the most vigorous attempt in history to stimulate the U.S. economy.
In 1939, the WPA was renamed to the Works Projects Administration.
The WPA lived for only eight years.
The WPA was responsible for building structures, such as airports,
seaports, and bridges. It paved 651,000 miles of road, built
78,000 bridges, 8,000 parks, and 800 airports. The WPA also
funded some programs in the humanities, including the Federal Arts
Project, Federal Writers Project, Federal Theatre Project, National
Health Survey, and the Historical Records Survey (HRS).
|WPA staff indexing the 1920 U.S.
census. Source: National Archives and Records Administration.
Originally organized in 1935 as part of the Federal Writers Project,
the HRS documented resources for research into American History.
It later became a unit of the Research and Records Program in 1939.
The HRS was responsible for creating the soundex indexes of the
federal census which genealogists today have come to rely so heavily
on. The HRS also compiled indexes of vital statistics, cemetery
interments, school records, military records, maps, newspapers,
and the list went on and on. Microfilms of these indexes were
later made by other organizations.
The WPA was organized into regional, state, and local divisions.
Much of the work conducted by the HRS was done for the National
Archives and Records Administration (NARA), as well as state archives
agencies, and state historical societies, which these entities are
still in possession of. One can access the microfilms by paying
a visit to these organizations.
As the years went by, government officials became highly critical
of the WPA, arguing that money was being spent to fund projects
that people did not need, such as tap dancing lessons, and murals
painted in post offices. Roosevelt claimed the high morale
of the workers was well worth the money. However, federal
funding for the WPA decreased over the years, and certain projects
were terminated. WPA staff began waging labor strikes, which
only fueled arguments against the WPA.
When the United States entered World War II in 1941, Americans
went to work building war machines. Hundreds of defense contractors

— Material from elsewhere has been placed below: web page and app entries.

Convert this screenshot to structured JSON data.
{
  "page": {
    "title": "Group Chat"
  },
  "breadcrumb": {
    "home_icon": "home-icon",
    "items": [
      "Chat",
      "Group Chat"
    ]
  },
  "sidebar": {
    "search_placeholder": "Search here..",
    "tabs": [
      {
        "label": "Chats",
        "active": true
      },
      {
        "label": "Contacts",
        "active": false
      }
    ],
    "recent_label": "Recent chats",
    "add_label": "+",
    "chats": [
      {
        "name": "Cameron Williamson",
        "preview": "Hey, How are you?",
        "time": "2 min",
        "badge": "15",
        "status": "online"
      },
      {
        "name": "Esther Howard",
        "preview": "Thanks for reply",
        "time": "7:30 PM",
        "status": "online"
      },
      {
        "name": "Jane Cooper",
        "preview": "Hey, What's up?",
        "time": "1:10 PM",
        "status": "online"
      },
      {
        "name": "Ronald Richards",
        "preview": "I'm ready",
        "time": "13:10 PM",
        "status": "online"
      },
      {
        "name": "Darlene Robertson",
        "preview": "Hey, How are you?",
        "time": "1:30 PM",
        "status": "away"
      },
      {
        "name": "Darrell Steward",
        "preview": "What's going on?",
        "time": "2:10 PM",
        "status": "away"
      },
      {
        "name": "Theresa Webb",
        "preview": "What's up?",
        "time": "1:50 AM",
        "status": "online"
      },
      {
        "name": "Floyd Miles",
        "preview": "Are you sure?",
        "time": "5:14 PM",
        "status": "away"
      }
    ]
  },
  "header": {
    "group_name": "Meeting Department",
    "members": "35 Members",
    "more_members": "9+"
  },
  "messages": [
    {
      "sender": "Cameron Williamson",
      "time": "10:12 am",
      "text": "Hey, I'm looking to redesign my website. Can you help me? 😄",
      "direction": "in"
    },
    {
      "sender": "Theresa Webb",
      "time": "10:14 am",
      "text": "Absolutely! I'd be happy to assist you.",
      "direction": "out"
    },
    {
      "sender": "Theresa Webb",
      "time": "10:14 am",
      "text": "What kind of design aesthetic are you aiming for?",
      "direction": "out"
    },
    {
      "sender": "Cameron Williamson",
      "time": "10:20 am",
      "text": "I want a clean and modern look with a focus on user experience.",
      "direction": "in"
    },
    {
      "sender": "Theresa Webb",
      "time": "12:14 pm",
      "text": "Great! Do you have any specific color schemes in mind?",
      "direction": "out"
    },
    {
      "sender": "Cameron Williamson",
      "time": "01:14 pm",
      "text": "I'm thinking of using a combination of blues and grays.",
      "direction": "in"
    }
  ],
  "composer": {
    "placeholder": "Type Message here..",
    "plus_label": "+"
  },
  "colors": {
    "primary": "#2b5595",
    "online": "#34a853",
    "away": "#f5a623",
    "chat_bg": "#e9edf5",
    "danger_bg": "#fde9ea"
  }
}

earned orders, which spurned the growth of yet thousands of more
companies. By 1943, it was clear that the WPA had run its
course. Roosevelt signed the order terminating the WPA, which
ended on June 30, 1943.
After the WPA was dissolved, the records, now in the hands of state
archives and historical societies, were microfilmed, indexed, and
made available for use. However, many other records were placed
into boxes and stored away. Fewer yet had been destroyed,
and in some cases, destroyed purposely.
With the emergence of the Internet, WPA records have found their
way into mass distribution. Genealogists, who have long relied
on microfilms of WPA records, are now finding the same records online.
The most prominent example is the USGenWeb
Census Project, where volunteers are migrating the census index
microfilms to the Internet.
Many WPA cemetery recordings are also finding their way online.
While no single WPA based project currently exists, hundreds of
people across the United States have visited their local historical
societies, copied some records, and published them to the Internet
on their own personal websites. Michael Hedrick, webmaster
of Friends of the
Occoquan Mills, has published some WPA records, including a
recording of a cemetery, which he has graciously volunteered for
this article. Click here to see it.
While critics might argue that federal money was wasted on unnecessary
projects, it is clear that the work of the WPA fostered a greater
appreciation for the arts and humanities. The thousands of
publicly accessible paintings, writings, plays, and music, stimulated
the people's appreciation of the arts. The thousands of parks
and recreational facilities built by the WPA, is the reason why
we have become used to having so many parks and facilities
nearby. Likewise, the projects of the HRS created interest
in the research of history and genealogy, which subsequently spurned
the restoration of old cemeteries, erection of monuments, and establishment
of societies and clubs. Interest in genealogy would not be
at the level it is now if not for the WPA.
- Steve Paul Johnson
Steve is the editor of The Cemetery Column, and is the webmaster
of Cemetery Records Online.